--- Source information ---
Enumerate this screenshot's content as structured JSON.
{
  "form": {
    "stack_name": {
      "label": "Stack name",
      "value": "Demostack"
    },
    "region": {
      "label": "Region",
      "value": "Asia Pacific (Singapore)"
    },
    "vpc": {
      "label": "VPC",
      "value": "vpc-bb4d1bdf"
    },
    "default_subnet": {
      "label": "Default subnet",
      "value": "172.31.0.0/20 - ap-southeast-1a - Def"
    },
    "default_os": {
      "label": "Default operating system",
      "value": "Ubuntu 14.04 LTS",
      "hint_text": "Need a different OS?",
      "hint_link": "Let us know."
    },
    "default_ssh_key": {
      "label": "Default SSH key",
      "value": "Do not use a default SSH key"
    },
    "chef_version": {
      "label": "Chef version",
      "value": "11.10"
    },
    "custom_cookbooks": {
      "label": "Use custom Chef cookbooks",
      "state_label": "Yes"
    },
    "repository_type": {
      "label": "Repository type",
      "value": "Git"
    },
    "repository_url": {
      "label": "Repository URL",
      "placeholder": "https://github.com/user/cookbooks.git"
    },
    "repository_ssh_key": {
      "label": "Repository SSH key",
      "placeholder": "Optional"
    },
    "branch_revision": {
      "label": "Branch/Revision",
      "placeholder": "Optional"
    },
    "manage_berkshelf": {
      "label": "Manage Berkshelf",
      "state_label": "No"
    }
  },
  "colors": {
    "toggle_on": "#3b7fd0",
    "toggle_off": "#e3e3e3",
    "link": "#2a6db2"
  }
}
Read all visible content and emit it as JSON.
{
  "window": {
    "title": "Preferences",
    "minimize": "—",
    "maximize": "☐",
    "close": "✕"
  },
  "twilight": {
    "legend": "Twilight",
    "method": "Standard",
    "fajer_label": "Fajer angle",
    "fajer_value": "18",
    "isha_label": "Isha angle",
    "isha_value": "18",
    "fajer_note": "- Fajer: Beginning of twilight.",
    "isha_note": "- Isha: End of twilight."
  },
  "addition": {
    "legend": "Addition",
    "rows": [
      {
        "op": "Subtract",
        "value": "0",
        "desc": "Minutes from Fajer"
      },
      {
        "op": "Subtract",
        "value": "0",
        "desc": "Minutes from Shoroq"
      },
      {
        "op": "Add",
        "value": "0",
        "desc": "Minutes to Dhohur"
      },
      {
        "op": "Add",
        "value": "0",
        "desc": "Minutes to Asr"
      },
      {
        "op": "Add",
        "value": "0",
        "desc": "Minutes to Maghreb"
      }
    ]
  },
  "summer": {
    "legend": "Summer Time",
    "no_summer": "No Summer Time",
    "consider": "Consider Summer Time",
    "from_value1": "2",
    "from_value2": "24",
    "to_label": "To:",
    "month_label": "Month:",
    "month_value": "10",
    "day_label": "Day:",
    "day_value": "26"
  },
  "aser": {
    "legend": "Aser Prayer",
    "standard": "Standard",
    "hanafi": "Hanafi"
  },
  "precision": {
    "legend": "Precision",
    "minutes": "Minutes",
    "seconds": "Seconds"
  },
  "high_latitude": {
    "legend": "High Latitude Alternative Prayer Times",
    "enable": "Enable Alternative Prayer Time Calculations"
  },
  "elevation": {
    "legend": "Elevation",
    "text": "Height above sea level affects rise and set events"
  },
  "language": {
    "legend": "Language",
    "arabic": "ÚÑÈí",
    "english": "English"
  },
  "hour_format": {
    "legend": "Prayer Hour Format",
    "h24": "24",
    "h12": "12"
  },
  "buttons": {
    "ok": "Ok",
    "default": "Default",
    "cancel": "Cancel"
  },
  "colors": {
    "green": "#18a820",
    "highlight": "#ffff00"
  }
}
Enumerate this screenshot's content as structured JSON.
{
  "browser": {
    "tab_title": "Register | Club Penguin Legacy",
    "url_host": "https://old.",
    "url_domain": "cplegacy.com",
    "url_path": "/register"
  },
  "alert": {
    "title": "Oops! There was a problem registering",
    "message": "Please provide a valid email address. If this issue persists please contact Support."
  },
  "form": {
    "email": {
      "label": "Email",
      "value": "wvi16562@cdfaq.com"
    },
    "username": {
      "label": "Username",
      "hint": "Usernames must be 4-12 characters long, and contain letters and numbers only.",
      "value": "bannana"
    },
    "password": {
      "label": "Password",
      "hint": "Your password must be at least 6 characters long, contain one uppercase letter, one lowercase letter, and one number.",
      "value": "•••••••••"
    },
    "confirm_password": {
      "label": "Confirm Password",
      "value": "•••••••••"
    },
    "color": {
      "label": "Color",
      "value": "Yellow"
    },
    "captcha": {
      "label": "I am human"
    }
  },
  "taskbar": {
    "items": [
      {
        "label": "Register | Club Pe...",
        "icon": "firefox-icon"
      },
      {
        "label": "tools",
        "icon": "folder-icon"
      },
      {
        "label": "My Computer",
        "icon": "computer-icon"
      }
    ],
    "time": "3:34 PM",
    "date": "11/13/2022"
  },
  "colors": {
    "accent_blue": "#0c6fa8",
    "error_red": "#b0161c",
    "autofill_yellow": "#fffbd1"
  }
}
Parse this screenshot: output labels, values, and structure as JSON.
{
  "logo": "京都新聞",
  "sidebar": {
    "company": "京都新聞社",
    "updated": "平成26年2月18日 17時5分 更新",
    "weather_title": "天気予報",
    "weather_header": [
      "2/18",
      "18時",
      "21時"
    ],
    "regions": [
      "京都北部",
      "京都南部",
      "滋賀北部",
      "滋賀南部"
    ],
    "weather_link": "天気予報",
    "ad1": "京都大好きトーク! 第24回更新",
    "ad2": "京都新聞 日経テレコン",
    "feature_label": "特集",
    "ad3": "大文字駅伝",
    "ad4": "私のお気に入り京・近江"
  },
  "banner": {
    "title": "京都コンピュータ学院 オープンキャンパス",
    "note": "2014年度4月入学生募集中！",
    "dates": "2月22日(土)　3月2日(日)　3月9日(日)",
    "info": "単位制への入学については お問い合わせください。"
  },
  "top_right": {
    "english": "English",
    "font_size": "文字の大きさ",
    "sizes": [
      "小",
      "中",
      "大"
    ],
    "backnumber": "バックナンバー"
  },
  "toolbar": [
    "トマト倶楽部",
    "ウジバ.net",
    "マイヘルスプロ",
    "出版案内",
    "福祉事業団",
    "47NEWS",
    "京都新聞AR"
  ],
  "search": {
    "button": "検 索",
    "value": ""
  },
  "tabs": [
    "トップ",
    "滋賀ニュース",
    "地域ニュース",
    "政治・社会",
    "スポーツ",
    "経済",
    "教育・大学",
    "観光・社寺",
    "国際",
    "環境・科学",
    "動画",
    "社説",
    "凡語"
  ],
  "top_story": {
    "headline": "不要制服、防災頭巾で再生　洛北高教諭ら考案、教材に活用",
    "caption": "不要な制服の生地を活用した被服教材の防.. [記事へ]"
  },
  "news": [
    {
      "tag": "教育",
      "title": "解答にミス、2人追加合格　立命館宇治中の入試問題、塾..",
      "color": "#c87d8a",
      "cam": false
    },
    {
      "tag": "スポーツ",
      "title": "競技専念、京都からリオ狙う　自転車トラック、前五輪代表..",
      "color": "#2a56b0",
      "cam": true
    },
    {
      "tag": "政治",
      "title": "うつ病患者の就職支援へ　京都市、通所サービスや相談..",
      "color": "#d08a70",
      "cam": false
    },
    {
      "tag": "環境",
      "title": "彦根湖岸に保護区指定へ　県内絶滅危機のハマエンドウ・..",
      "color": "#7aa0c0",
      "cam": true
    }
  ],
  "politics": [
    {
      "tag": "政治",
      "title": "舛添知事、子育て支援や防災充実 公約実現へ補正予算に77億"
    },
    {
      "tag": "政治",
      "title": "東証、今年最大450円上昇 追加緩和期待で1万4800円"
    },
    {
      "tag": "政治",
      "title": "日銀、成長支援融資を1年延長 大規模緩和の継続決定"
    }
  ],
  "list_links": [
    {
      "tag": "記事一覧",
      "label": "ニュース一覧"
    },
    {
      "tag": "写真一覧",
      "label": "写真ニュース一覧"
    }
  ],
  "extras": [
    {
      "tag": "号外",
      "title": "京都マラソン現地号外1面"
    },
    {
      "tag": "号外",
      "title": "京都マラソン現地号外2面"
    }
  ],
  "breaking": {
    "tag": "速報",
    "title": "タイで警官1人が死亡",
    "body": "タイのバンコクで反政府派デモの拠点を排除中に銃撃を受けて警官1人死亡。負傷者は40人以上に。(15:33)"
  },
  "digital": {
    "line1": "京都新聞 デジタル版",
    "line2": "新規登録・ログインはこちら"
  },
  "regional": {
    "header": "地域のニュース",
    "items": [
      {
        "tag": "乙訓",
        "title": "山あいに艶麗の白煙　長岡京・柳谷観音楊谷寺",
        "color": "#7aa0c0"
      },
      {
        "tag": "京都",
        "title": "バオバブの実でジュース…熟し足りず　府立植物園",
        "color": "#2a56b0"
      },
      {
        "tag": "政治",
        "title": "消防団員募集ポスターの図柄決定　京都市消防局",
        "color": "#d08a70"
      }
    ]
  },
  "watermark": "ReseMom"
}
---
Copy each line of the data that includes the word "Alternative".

Finished exercise
    "legend": "High Latitude Alternative Prayer Times",
    "enable": "Enable Alternative Prayer Time Calculations"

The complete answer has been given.